In the book, Robin outlines specific steps that will allow you to “go for both.” It starts by making peace with your financial past. The first chapter provides two homework assignments that will help you understand what you’ve earned so far and what you have to show for it.
These two activities will help you define your past relationship with money and put yourself at financial “ground zero.” Understanding where you’re starting from will help you lay the foundation before you take the next steps toward financial independence.
How much have you earned?
Find out how much money you have earned in your lifetime–the sum total of your first income, from the first penny you ever earned to your most recent paycheck.
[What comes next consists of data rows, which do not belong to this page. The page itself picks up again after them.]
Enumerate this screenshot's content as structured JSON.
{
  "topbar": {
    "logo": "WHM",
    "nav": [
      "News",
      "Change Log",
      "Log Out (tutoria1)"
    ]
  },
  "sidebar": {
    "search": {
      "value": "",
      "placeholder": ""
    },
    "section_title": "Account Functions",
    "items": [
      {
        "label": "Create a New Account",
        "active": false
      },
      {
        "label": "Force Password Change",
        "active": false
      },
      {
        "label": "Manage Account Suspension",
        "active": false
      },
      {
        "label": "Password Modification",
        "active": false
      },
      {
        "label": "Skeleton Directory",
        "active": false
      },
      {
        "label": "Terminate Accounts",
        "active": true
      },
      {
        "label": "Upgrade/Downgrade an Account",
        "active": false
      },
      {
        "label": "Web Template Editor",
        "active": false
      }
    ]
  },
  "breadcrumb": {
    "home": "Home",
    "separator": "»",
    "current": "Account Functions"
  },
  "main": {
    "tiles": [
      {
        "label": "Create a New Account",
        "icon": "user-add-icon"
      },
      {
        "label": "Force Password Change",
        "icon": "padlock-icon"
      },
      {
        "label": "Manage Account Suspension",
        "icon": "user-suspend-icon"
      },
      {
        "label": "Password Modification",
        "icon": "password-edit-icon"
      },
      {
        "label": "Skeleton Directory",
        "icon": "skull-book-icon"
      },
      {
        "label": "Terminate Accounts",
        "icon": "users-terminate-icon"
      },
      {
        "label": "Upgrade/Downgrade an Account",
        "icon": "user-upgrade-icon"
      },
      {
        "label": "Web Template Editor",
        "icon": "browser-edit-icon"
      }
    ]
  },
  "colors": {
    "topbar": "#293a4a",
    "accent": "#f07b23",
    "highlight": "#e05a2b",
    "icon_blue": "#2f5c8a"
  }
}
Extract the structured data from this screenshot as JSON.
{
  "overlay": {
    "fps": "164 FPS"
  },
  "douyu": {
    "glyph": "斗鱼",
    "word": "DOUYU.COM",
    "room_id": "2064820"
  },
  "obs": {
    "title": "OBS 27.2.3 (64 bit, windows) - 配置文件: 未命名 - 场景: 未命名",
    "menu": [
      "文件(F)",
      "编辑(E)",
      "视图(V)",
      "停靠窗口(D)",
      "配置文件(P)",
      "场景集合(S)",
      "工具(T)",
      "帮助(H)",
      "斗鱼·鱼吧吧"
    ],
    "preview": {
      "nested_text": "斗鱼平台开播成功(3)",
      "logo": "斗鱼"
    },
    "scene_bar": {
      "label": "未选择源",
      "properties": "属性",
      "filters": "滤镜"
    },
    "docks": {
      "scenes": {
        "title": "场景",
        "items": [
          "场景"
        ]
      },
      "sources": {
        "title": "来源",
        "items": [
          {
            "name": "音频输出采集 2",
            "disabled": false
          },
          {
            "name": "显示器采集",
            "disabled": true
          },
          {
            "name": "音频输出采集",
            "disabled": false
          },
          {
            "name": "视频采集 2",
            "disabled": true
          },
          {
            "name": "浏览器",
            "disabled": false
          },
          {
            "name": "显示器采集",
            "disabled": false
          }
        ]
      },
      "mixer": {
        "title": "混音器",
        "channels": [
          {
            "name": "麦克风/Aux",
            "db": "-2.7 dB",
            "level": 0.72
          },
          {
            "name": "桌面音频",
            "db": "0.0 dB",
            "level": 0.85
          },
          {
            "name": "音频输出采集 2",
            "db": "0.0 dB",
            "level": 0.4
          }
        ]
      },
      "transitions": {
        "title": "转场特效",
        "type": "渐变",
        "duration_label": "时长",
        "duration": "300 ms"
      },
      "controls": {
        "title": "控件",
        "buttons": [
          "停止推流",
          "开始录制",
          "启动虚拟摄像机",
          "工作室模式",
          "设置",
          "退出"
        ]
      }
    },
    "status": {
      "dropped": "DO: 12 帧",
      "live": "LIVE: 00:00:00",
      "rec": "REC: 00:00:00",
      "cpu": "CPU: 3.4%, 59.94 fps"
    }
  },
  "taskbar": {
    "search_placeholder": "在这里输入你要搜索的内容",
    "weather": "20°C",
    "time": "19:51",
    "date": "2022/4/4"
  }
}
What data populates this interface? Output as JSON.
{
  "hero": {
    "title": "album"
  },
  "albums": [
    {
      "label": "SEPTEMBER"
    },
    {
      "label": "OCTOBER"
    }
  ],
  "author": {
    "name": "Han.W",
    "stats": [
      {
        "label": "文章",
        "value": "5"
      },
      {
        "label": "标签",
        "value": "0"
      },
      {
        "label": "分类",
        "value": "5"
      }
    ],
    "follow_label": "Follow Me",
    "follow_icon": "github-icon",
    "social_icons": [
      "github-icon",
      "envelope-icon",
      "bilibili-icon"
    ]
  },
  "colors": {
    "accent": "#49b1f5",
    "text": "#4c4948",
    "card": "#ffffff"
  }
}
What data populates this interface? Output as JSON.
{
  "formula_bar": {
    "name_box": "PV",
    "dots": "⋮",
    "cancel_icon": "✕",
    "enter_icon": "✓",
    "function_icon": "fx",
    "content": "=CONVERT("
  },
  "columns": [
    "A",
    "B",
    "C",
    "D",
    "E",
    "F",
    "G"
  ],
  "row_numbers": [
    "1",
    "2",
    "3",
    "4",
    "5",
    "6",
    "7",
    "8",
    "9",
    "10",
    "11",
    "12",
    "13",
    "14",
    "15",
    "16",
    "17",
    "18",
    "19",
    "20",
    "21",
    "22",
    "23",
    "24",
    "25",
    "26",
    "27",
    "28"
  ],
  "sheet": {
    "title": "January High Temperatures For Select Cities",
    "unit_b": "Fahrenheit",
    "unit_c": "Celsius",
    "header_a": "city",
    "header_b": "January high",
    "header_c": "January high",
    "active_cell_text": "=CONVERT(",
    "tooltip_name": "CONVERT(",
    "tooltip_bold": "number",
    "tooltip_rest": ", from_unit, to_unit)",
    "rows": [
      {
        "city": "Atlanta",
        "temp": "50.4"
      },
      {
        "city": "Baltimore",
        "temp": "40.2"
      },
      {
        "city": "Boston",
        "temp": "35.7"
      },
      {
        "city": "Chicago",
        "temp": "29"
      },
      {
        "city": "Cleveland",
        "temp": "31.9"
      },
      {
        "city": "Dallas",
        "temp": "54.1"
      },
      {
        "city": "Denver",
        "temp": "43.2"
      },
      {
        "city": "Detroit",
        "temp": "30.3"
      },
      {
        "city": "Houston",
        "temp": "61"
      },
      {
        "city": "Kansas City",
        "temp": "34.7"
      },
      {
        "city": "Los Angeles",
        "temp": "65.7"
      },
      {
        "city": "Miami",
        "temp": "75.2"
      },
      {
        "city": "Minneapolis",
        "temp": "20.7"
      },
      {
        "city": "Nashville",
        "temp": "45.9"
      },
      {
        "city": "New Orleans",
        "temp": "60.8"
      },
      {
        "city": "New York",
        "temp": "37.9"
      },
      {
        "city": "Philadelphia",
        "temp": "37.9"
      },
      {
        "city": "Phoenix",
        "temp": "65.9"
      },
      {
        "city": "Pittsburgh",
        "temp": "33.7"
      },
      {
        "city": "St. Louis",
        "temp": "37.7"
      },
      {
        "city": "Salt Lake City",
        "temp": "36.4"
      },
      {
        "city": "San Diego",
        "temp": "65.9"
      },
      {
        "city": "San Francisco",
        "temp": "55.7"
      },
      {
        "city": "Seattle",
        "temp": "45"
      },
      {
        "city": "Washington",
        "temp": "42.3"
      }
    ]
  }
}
Robin encourages readers to be impeccable in their calculations here. Start by collecting all of your past tax returns, then consider any other income that may not have been included. Not to suggest you left money off your tax form, but some possible examples could be:
- Cash tips you didn’t report
- Cash prizes you won
- Cash gifts from relatives
- Gambling winnings (probably won’t miss this if you won the Powerball!)
- And more…
Calculating how much money you have earned during your lifetime provides a few major benefits.
You’ll have a greater appreciation for your ability to earn money (even with just college jobs, you’ve likely earned more than you thought).
You’ll understand just how much money has already passed through your hands and get a better idea of how much more could be in your future.
What have you got to show for it?
Find out your net worth by creating a personal balance sheet of assets and liabilities.
To calculate your net worth, you’ll be creating a balance sheet: a financial statement that shows your net worth at a specific moment in time.
For those of us non-accountants, here’s a basic reminder of what a balance sheet looks like:
Assets (Liquid + Fixed) – Liabilities = Net worth
Here’s a brief (and non-exhaustive) rundown of each category:
- Liquid assets: cash, savings and checking accounts, stocks, bonds, mutual funds
- Fixed assets: the current market value of your house, car(s), any other items with monetary value
- Liabilities: all debts and payments due (mortgage, auto loan, student loan, credit cards)
Add the assets and subtract the liabilities. The remainder is your net worth. Just like the first exercise, impeccability is key in getting an accurate snapshot of your financial situation. You may find this snapshot encouraging or upsetting.
“In creating your balance sheet, many feelings associated with your material universe may arise: sadness, grief, nostalgia, hope, guilt, shame, embarrassment, anger. A dispassionate and compassionate attitude can go a long way toward making this step truly enlightening,” Robin writes.
This is just the first of nine steps found in Your Money or Your Life. That being said, checking in on your net worth (whether by manually creating a balance sheet or using an app like Mint) is a step that all personal finance beginners should keep coming back to.
Your net worth is widely considered to be the most important number in personal finance – it’s even more important than having a high salary or a perfect credit score.
Measuring your net worth is key to escaping the money trap – it helps you monitor your trajectory toward having “enough.”
If you’ve found yourself caught in “the money trap” – believing that more money will bring you happiness – realize that it’s not too late to dispel this myth and take a different path.
Make peace with your financial past by reflecting on how you came to your current situation with money. Calculate how much you’ve already earned and what you have to show for it.
After you understand what values, beliefs, and behaviors led to your financial circumstances, you’ll be better prepared to use your money and energy more effectively in the future. Tracking your net worth will guide you along your journey to have “enough.”
How did you learn your first lessons about money? What does having “enough” mean to you?